Work item
Which lines of the data contain the string "title"? Copy every one.
=== Begin Enclosure ===
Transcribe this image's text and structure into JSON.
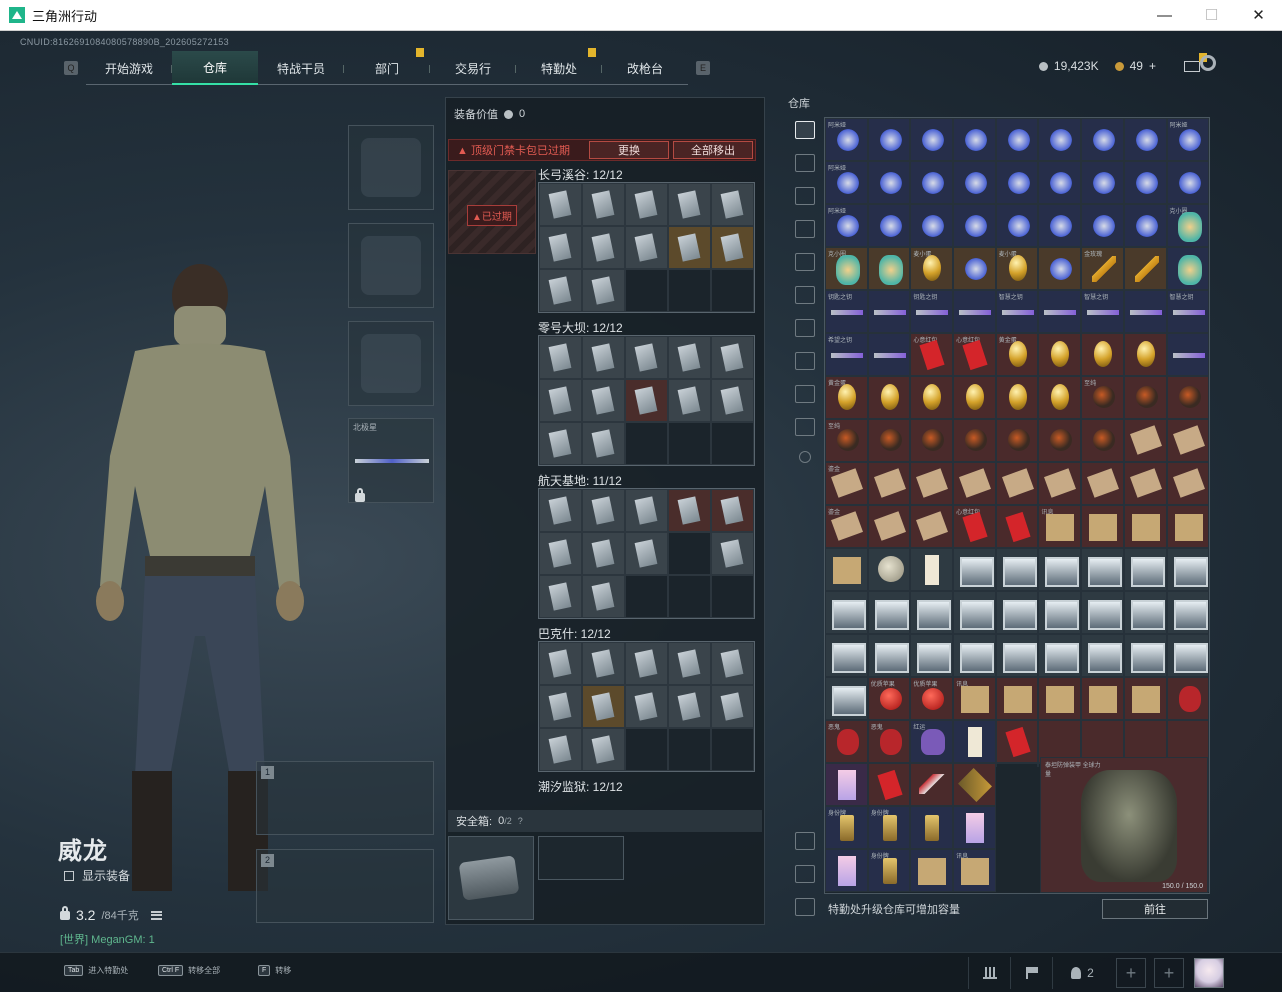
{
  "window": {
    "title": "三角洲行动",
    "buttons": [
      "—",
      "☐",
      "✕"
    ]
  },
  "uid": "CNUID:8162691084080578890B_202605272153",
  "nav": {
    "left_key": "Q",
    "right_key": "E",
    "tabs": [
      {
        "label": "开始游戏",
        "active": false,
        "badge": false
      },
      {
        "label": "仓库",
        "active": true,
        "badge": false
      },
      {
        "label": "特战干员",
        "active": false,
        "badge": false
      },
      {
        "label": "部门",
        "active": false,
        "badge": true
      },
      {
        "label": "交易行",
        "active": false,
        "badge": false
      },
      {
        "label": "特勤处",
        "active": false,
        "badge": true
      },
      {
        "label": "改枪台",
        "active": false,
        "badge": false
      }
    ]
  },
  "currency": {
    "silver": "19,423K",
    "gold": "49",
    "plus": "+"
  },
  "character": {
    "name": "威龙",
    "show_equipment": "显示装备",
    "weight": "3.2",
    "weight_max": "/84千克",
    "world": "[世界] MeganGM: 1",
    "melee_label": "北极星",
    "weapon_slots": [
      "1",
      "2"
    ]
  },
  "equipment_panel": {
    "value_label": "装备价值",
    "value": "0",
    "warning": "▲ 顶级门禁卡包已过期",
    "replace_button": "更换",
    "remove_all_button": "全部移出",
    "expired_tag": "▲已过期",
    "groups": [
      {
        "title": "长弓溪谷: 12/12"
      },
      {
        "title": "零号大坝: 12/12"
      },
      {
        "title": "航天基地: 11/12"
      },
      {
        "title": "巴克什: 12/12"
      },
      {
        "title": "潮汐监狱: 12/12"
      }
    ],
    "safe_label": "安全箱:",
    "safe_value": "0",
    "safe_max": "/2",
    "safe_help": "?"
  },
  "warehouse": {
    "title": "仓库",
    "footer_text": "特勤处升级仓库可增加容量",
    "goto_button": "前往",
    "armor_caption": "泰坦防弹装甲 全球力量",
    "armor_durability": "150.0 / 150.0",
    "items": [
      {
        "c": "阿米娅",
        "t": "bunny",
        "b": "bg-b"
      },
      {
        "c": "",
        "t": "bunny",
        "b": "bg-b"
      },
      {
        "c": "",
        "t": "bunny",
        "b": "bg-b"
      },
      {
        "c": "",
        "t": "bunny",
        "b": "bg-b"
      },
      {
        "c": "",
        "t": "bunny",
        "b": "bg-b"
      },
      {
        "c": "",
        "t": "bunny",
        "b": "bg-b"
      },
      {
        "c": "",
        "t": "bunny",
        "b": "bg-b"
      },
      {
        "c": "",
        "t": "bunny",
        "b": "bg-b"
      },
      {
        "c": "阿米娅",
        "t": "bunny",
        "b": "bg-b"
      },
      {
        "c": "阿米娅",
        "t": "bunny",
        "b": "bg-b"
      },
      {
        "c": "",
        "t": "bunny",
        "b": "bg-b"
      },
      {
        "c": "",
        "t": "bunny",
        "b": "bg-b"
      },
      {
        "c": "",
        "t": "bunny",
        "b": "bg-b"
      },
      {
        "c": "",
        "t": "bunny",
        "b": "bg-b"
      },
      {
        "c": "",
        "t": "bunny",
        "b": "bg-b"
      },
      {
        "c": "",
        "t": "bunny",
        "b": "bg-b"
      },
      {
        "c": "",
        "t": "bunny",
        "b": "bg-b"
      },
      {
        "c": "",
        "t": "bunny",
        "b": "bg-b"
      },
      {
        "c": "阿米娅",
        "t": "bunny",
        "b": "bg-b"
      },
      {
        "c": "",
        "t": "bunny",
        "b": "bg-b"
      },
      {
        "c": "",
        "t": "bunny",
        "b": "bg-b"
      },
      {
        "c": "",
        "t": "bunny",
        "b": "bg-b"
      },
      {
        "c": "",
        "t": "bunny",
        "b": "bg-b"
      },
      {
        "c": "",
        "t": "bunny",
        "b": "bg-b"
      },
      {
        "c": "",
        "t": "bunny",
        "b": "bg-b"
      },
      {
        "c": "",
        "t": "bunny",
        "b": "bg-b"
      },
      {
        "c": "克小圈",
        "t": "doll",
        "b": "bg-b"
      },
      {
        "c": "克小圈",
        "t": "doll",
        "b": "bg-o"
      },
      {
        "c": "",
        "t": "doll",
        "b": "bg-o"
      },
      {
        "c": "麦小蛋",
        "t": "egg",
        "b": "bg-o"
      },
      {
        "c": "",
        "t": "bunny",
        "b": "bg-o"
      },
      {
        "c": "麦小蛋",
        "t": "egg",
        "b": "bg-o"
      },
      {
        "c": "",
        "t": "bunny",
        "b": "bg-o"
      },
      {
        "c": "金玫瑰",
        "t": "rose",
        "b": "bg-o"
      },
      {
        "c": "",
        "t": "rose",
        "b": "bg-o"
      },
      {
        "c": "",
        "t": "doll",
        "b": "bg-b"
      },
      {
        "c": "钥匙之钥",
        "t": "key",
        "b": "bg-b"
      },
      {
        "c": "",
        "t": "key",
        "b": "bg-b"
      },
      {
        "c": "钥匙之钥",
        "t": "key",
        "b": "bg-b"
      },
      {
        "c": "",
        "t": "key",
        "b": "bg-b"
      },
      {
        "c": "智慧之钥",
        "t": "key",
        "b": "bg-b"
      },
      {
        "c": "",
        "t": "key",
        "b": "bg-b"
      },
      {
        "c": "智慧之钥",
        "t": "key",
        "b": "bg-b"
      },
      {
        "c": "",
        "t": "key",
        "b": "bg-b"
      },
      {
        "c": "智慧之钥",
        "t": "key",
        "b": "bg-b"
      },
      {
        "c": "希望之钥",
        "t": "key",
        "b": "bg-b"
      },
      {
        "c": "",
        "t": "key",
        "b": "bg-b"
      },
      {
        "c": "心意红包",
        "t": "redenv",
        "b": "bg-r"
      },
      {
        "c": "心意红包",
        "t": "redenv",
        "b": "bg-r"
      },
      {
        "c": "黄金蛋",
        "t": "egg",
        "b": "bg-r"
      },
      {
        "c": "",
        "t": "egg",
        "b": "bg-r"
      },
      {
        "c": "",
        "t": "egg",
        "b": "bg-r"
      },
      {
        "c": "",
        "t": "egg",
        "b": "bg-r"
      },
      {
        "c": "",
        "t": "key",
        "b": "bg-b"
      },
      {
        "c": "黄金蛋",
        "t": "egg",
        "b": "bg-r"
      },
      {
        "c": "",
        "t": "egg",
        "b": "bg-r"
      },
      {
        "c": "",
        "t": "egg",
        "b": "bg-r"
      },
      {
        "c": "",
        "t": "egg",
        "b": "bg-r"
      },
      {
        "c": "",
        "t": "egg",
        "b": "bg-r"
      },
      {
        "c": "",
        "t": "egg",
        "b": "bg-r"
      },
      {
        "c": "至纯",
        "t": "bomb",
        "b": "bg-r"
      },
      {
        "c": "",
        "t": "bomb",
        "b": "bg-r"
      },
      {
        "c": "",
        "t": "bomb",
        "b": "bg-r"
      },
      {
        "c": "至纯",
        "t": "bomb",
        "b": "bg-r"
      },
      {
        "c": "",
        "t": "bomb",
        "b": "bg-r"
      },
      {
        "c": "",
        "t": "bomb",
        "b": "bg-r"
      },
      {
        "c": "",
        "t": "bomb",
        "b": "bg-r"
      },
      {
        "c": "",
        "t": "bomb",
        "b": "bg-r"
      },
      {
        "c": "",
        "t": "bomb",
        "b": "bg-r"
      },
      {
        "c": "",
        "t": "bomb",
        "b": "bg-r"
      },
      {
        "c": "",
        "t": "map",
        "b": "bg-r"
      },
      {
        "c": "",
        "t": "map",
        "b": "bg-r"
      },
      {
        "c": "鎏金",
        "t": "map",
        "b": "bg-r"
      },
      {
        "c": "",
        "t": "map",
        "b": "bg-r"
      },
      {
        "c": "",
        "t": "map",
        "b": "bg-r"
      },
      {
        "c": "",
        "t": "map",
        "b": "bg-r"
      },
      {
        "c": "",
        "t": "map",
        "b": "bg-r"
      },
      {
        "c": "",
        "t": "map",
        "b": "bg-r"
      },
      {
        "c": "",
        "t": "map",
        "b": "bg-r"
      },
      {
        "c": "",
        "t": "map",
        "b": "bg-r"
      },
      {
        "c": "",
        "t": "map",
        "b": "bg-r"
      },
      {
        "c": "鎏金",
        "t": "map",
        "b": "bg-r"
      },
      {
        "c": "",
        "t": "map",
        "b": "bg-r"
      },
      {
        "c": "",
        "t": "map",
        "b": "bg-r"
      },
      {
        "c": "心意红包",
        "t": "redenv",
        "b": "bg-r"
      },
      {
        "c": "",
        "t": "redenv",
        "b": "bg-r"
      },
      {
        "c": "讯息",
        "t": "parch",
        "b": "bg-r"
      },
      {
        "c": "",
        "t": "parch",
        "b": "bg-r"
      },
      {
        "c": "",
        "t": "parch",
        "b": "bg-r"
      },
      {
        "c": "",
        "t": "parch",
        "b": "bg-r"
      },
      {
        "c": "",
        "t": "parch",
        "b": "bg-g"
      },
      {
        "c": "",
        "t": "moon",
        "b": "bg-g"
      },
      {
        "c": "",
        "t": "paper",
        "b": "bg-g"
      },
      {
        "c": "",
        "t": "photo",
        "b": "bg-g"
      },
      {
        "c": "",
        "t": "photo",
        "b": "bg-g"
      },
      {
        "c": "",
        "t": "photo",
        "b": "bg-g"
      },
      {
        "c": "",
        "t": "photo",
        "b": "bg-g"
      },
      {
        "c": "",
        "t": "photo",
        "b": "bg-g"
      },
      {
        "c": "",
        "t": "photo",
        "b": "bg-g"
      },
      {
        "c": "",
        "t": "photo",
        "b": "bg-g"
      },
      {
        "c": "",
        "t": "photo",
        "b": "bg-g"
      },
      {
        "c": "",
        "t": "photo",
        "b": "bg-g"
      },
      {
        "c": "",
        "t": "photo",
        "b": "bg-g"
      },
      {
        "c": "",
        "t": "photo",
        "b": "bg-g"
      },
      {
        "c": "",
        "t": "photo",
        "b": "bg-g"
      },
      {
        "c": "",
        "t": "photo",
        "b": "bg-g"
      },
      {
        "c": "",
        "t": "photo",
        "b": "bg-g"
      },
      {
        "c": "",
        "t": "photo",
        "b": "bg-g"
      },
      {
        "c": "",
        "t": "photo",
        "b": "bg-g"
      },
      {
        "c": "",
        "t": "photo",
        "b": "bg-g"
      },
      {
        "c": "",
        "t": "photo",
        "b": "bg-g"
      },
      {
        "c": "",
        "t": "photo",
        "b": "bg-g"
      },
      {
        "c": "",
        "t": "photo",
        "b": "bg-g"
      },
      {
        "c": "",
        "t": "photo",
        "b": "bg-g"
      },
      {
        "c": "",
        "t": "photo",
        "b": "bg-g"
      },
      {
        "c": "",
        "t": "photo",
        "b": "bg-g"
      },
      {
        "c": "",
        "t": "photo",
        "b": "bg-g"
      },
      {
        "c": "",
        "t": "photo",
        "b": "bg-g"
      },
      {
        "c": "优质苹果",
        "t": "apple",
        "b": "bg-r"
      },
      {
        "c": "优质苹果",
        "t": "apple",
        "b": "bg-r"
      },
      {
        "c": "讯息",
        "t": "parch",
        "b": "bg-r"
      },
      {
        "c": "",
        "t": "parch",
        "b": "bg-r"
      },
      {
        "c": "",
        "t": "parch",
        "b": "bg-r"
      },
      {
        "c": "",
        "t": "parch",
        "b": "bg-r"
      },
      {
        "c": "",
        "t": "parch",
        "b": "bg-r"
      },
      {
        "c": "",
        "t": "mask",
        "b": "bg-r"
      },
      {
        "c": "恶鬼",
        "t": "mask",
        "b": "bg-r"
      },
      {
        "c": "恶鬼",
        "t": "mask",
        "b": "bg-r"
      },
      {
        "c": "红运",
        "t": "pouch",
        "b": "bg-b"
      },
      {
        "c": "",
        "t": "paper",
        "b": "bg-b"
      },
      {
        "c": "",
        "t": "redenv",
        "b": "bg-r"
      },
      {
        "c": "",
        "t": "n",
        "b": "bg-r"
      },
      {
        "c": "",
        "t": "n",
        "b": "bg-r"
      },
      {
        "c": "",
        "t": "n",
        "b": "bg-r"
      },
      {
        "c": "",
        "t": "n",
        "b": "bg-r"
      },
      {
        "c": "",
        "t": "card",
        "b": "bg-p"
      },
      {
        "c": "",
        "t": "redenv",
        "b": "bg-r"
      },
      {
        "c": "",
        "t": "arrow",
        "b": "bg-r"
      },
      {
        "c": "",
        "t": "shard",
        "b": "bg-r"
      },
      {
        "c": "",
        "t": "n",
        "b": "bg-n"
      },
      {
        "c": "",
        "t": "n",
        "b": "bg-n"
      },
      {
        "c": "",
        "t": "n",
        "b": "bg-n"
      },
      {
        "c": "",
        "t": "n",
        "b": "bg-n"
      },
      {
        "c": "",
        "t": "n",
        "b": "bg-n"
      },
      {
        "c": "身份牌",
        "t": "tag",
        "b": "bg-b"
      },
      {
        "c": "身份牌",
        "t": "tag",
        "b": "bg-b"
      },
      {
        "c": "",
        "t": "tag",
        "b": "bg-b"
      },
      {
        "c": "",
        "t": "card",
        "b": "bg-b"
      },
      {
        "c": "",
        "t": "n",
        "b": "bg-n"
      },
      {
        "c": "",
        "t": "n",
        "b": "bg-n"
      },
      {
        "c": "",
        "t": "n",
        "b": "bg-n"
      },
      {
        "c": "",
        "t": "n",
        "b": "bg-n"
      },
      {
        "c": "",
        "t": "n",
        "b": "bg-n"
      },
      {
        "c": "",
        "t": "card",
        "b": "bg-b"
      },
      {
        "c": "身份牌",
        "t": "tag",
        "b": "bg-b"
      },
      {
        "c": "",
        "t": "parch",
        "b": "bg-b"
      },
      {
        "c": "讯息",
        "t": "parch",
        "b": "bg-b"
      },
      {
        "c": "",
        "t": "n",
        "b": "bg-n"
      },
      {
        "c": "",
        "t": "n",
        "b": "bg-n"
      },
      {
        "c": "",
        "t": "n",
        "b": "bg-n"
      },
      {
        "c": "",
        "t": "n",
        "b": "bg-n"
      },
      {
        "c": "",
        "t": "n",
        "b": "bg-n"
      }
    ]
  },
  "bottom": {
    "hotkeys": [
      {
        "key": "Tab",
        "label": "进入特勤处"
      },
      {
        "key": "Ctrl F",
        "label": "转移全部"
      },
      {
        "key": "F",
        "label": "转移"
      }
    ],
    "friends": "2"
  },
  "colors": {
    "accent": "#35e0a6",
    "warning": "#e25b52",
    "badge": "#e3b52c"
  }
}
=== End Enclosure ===
Answer for the task
    "title": "三角洲行动",
        "title": "长弓溪谷: 12/12"
        "title": "零号大坝: 12/12"
        "title": "航天基地: 11/12"
        "title": "巴克什: 12/12"
        "title": "潮汐监狱: 12/12"
    "title": "仓库",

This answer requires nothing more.